Bioinformatics Seminar


Wednesday, April 15, 2009

3:00 - 4:00

Room 457 Blocker


Martin Dickman


Plant Pathology & Microbiology

Texas A&M University


“Fungal genomics, death and next generation sequencing”

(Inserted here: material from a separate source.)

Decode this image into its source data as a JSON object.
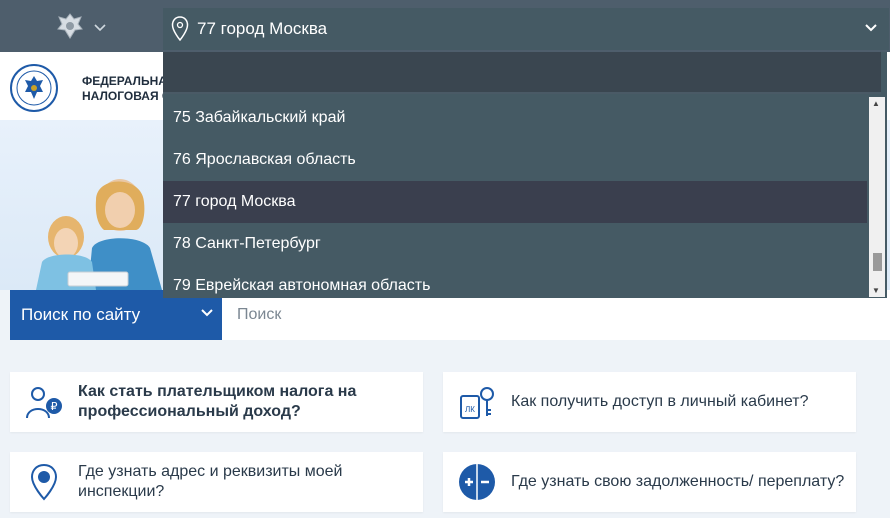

In the past decade, a major revolution in the biological sciences has occurred as a result of the remarkable development and subsequent generation of information/data from genome sequencing efforts. The availability of complete or nearly complete genome sequences is providing the foundation for understanding how organisms (from microbes to humans) function, develop, evolve, interact with pathogens, and respond to environmental cues. A transformational change in the field of biology is stemming from the development of next-generation ultra high-throughput, relatively low-cost DNA sequencing technology. While a rapidly moving target, most next generation sequencing technologies produce read lengths which are much shorter than those obtained from traditional Sanger sequencing technology. The increase in the volume of raw sequences produced combined with the relatively short read lengths of most next generation sequencers is resulting in a number of bioinformatics challenges with regards to sequence processing and downstream analysis to data management/storage issues. Texas A&M University recently acquired the Illumina GAII next generation sequencer which is capable of producing more than 10 billion bases of DNA in just over 8 days. In this talk, I will provide an overview of the Illumina sequencing technology and address some of the challenges we are facing with regards to data analysis and management. In addition, I will discuss the Sclerotinia sclerotiorum genome project, protein modeling efforts  and how all of this interfaces with my laboratory research interests.